Material for the task:

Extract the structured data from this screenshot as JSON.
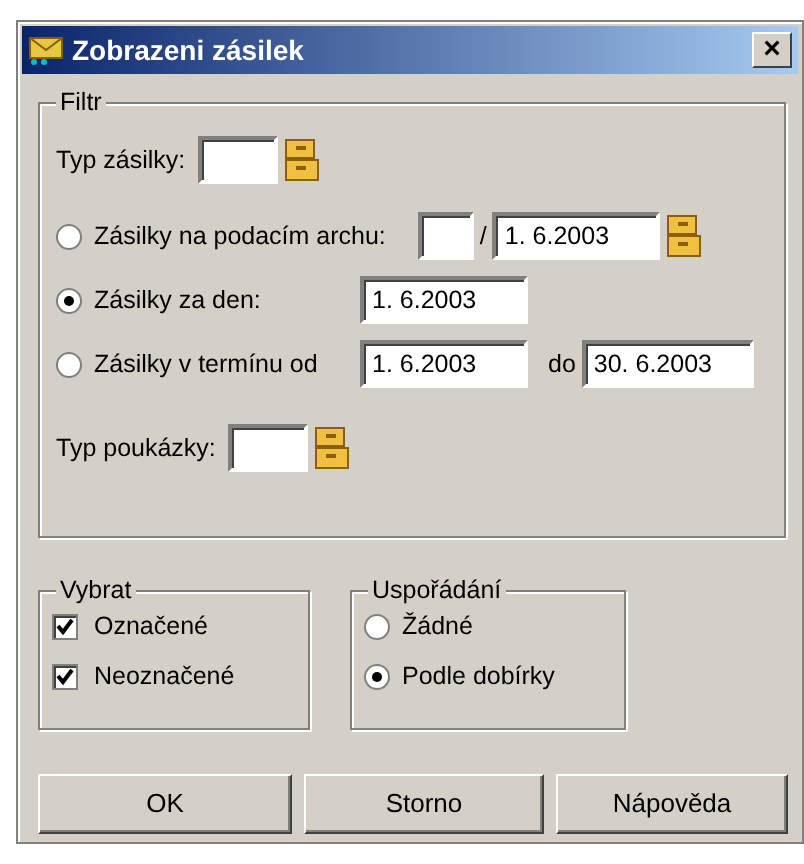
{
  "window": {
    "title": "Zobrazeni zásilek",
    "close": "×"
  },
  "filter": {
    "legend": "Filtr",
    "shipment_type_label": "Typ zásilky:",
    "options": [
      {
        "kind": "archive",
        "label": "Zásilky na podacím archu:",
        "selected": false,
        "separator": "/",
        "date": "1. 6.2003"
      },
      {
        "kind": "day",
        "label": "Zásilky za den:",
        "selected": true,
        "date": "1. 6.2003"
      },
      {
        "kind": "range",
        "label": "Zásilky v termínu od",
        "selected": false,
        "from": "1. 6.2003",
        "to_label": "do",
        "to": "30. 6.2003"
      }
    ],
    "voucher_type_label": "Typ poukázky:"
  },
  "select": {
    "legend": "Vybrat",
    "items": [
      {
        "label": "Označené",
        "checked": true
      },
      {
        "label": "Neoznačené",
        "checked": true
      }
    ]
  },
  "ordering": {
    "legend": "Uspořádání",
    "items": [
      {
        "label": "Žádné",
        "selected": false
      },
      {
        "label": "Podle dobírky",
        "selected": true
      }
    ]
  },
  "buttons": [
    "OK",
    "Storno",
    "Nápověda"
  ]
}
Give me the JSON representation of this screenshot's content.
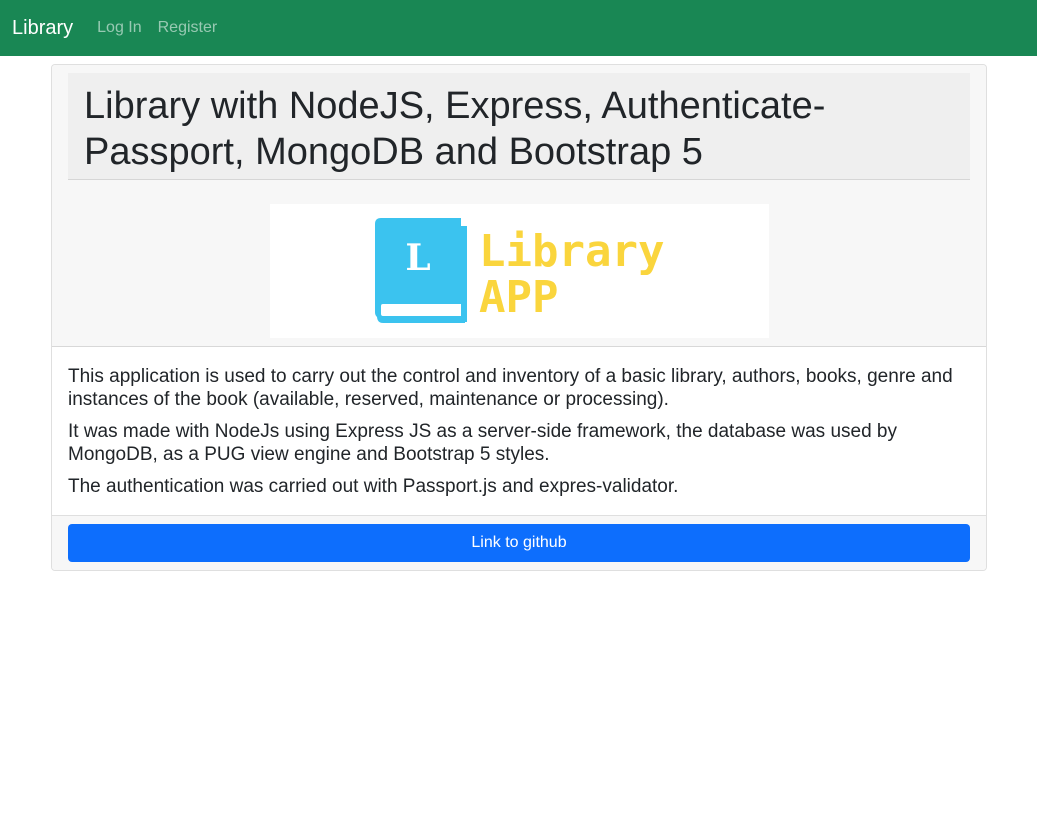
{
  "navbar": {
    "brand": "Library",
    "links": [
      {
        "label": "Log In"
      },
      {
        "label": "Register"
      }
    ],
    "color": "#198754"
  },
  "card": {
    "title": "Library with NodeJS, Express, Authenticate-Passport, MongoDB and Bootstrap 5",
    "logo": {
      "letter": "L",
      "line1": "Library",
      "line2": "APP",
      "book_color": "#3bc3ef",
      "text_color": "#fad53d"
    },
    "paragraphs": [
      "This application is used to carry out the control and inventory of a basic library, authors, books, genre and instances of the book (available, reserved, maintenance or processing).",
      "It was made with NodeJs using Express JS as a server-side framework, the database was used by MongoDB, as a PUG view engine and Bootstrap 5 styles.",
      "The authentication was carried out with Passport.js and expres-validator."
    ],
    "button_label": "Link to github",
    "button_color": "#0d6efd"
  }
}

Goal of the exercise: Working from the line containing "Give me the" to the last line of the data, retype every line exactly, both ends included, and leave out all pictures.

Solution for this exercise:
Give me the JSON representation of this screenshot's content.
{
  "navbar": {
    "brand": "Library",
    "links": [
      {
        "label": "Log In"
      },
      {
        "label": "Register"
      }
    ],
    "color": "#198754"
  },
  "card": {
    "title": "Library with NodeJS, Express, Authenticate-Passport, MongoDB and Bootstrap 5",
    "logo": {
      "letter": "L",
      "line1": "Library",
      "line2": "APP",
      "book_color": "#3bc3ef",
      "text_color": "#fad53d"
    },
    "paragraphs": [
      "This application is used to carry out the control and inventory of a basic library, authors, books, genre and instances of the book (available, reserved, maintenance or processing).",
      "It was made with NodeJs using Express JS as a server-side framework, the database was used by MongoDB, as a PUG view engine and Bootstrap 5 styles.",
      "The authentication was carried out with Passport.js and expres-validator."
    ],
    "button_label": "Link to github",
    "button_color": "#0d6efd"
  }
}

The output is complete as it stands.